Alopecia Barbae: Causes of Facial Hair Loss & Beard Thinning
Alopecia barbae is a discreet type of hair loss that targets facial hair. It is a subset of the autoimmune condition alopecia areata.
For centuries beards have been popular with lots of men. Some men wear beards as a symbol of masculinity, while others do it to change their looks. Most men that grow beards, whether long or short, commit to it as it can take time to grow out. They plan to keep the facial hair for a while, but unfortunately for some, this is not always possible.
If you hear someone talk about hair loss, you most likely think of an individual with a receding hairline or thinning on the scalp, but you should know facial hair can also be affected by Alopecia Barbae. As men age, it is not uncommon for men to lose facial hair.
Alopecia Barbae Hair Loss in Men & Women
One condition that can cause the loss of facial hair is known as Alopecia Barbae. It is an autoimmune disease called alopecia. The hair follicles are attacked by the immune system which weakens the hair follicles to a point that hair is no longer able to grow. You may have heard of Alopecia, as it refers to hair loss on the scalp. The same happens with facial hair. As with Alopecia Areata, Alopecia Barbae often causes patches of hair loss about the size of a quarter or even larger. Alopecia Barbae can often be temporary but, in some cases, it can be permanent.
Stages of Hair Growth in Men & Women
No matter where on the body you have hair, all hair goes through a defined hair growth cycle. Hair loss is normal and happens to everyone as part of this hair growth cycle. It is when factors come into play that causes more hair to be lost than what is in the growth cycle that hair loss becomes noticeable over time. There are four stages of hair growth, and this applies to hair anywhere on the body including the face:
- Anagen Phase: Known as the ‘Growth Phase’ or ‘Active Phase’. In the stage is when the cells in the root of your hair are most rapidly dividing so more new hair is formed.
- Catagen Phase: This follows the Anagen Phase of your hair cycle. It enters a short transitional phase known as the Catagen Phase which cuts individual hairs off from the blood supply and from the cells that produce new hair.
- Telogen Phase: In this third stage of your natural hair growth cycle. This is the resting period when strands remain in their follicles but are not actively growing.
- Exogen Phase: This is the final stage of the hair growth cycle. In this stage, individual hair strands are released from their follicles and fall out. Now the whole process can begin again!
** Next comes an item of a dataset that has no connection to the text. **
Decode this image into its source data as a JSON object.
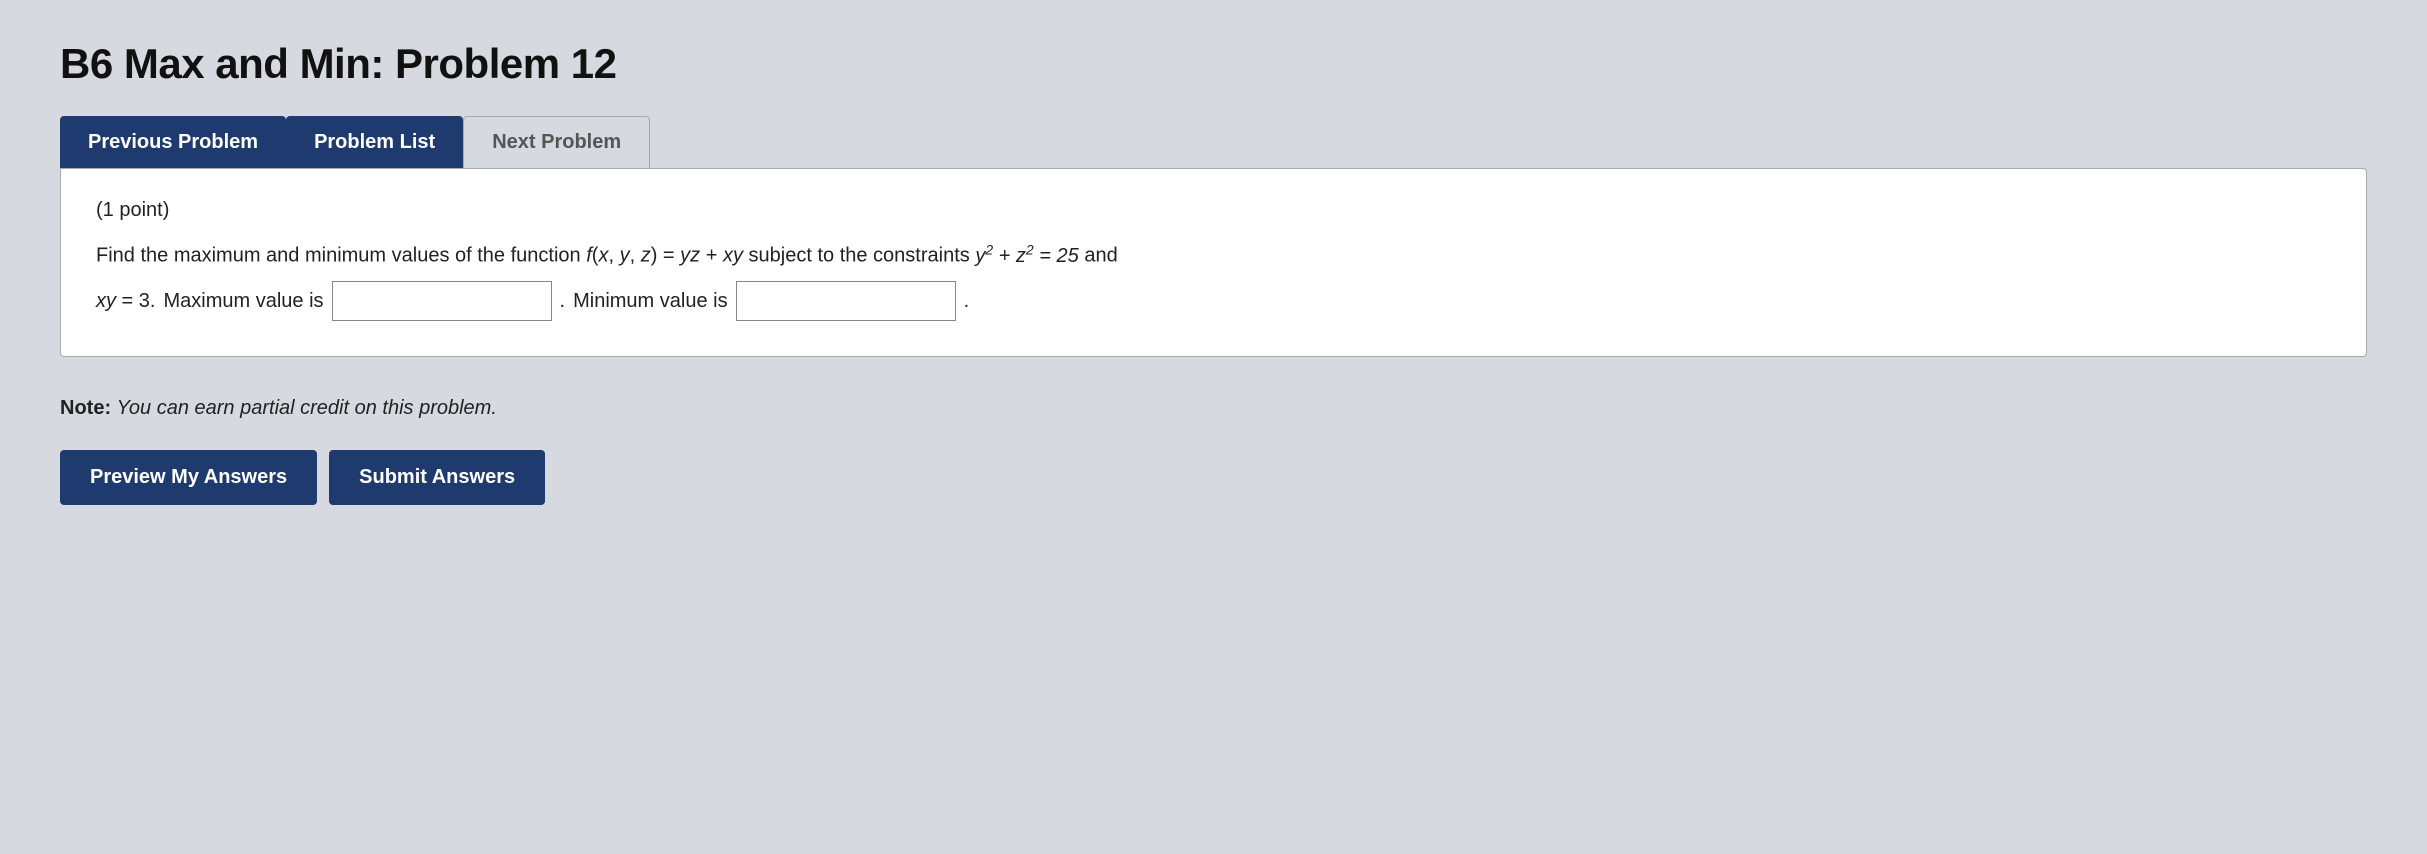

Your facial hair growth follows these stages of hair growth. Because of this cycle, you will naturally lose a lot of beard hair on a daily basis. However, you will not be losing these hair follicles forever and not all hair loss will happen at the same time.
Other Causes of Facial Hair Loss
Other than Alopecia Barbae, some men may have a drop in testosterone and DHT. Facial hair growth is triggered by these two hormones. This is why facial hair growth can begin during puberty. Some men naturally have lower levels of these hormones, and this can cause less facial hair growth. Another cause could be triggered by excessive dieting or nutrient deficiencies. Eating foods rich in collagen, keratin, and biotin is important for healthy hair growth. The lack of these nutrients in your diet can weaken your hair follicles and cause hair loss on the scalp as well as on your face.
Beard Transplant for Beard Hair Loss
For men that have beards that are thin or have developed patches of hair loss, there are options. The first and foremost step that needs to happen, is for you to see a dermatologist or hair loss specialist that can examine your skin in the areas of thinning. This will allow them to better understand the cause of your hair loss. If you are a candidate for a beard transplant this is one way to thicken up thin areas or fill in patches where hair no longer grows.
There are two methods for beard transplants: Follicular Unit Extraction (also known as FUE) and Follicular Unit Transplantation (FUT). While the methods are different, the one thing in common is that the hair must be taken from a donor area to be transplanted in thinning areas. This is typically taken from the back of the head as the hair in that area is closest to facial hair. A more in-depth discussion of types of hair transpl